- What are the employee-shareholder proposals?
- Why does the Government think the proposals are a good idea?
- How were the proposals received in the House of Lords?
What are the employee-shareholder proposals?
The Government is proposing to introduce a new type of “owner-employee” contract under which employees will be given shares in the business that they work for in return for waiving certain of their employment rights. If they choose to enter into such a contract then their employer may choose to give them between £2,000 and £50,000-worth of shares (any gains on which would be tax-free) and in return they would have to waive the following rights: unfair dismissal protection; statutory redundancy pay; the right to make a flexible working request; and the right to request time off in relation to training.
Why does the Government think the proposals are a good idea?
The Government wants to make employment regulation more “flexible” and allow small- and medium-sized businesses the room to grow without what the Government feels are onerous restrictions. According to Paul Waugh, this proposal is the brain-child of George Osbourne and he seems determined to carry it through.
How were the proposals received in the House of Lords?
The best way to describe the reception of the draft legislation in the House of Lords last week was a “good kicking”. Xpert HR reports that Lord Adonis in particular weighed heavily into the debate, describing the proposal as a “bully’s charter” , a “£1bn tax loophole” and a “farce”. Paul Waugh reported that the Government’s minister (Lord Younger) came under heavy fire from Lord Adonis, Lord Pannick and Lord Deben.
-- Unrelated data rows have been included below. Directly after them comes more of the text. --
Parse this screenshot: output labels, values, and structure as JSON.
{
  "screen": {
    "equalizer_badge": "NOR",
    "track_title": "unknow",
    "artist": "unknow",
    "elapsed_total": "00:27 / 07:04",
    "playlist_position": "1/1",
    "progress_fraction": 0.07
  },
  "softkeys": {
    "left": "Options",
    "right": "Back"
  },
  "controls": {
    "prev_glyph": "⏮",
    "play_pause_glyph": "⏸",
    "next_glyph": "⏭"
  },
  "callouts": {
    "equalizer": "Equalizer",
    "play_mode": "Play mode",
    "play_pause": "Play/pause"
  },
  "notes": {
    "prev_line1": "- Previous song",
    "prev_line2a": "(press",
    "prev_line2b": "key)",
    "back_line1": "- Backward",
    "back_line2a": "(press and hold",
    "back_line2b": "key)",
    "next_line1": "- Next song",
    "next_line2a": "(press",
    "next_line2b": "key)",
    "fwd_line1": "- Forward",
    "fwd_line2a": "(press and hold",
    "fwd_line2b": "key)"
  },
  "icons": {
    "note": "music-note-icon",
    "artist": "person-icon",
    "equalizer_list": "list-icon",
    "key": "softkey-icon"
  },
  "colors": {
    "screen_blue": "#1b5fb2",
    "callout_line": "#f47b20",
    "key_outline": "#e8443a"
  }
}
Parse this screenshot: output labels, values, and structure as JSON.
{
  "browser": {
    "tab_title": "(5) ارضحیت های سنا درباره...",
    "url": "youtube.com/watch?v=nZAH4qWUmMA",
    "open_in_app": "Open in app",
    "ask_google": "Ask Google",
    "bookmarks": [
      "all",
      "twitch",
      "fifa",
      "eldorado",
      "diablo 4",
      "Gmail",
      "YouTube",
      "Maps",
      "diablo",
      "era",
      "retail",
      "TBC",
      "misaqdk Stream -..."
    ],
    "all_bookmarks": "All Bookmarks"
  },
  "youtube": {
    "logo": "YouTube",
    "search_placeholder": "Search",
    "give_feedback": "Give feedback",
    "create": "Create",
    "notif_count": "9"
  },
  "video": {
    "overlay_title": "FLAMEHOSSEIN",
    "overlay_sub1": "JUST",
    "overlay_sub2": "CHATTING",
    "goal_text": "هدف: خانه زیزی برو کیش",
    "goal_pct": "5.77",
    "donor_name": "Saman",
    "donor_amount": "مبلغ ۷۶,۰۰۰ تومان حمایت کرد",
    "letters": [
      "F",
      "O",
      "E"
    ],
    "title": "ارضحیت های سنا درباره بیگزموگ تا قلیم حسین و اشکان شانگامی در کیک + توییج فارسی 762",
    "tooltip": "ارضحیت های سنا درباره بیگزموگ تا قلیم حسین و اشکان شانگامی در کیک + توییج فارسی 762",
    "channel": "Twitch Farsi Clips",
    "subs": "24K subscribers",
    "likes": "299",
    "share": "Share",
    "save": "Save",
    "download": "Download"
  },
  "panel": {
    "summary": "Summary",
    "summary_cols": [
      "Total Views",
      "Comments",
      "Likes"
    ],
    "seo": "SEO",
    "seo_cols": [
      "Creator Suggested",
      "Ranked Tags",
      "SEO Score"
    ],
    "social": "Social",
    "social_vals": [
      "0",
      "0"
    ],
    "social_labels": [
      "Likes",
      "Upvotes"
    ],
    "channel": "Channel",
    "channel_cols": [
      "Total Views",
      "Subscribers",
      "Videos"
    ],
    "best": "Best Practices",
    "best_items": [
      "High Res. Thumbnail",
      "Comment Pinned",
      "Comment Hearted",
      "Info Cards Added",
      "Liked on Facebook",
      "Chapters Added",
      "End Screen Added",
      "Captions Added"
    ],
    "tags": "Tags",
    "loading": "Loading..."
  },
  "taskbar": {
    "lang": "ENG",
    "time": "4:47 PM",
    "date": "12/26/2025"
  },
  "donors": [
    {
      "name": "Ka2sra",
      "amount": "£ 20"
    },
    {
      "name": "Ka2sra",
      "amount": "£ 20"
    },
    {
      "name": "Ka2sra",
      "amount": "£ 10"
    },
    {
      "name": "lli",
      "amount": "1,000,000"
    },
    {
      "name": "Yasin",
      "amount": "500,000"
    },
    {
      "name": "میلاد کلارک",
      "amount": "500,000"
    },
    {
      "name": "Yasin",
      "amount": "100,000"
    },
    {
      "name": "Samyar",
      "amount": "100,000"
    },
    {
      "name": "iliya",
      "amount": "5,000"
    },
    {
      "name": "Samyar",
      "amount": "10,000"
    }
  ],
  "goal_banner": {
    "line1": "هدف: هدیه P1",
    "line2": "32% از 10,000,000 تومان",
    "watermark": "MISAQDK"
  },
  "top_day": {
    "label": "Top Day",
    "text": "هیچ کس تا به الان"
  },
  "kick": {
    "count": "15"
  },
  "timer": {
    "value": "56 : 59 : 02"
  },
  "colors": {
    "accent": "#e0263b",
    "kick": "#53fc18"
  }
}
Lord Deben, in particular, stated that he found the plans to be “mystifying” whereas Lord Pannick attacked the proposals as an attempt to subvert the balance that statutory protection afforded to the employee-employer relationship.
It will be interesting to see how the draft legislation proceeds through the House of Lords over the next few weeks.
Employment Law Advice Solicitors are employment law solicitors and compromise agreement solicitors based in the City of London.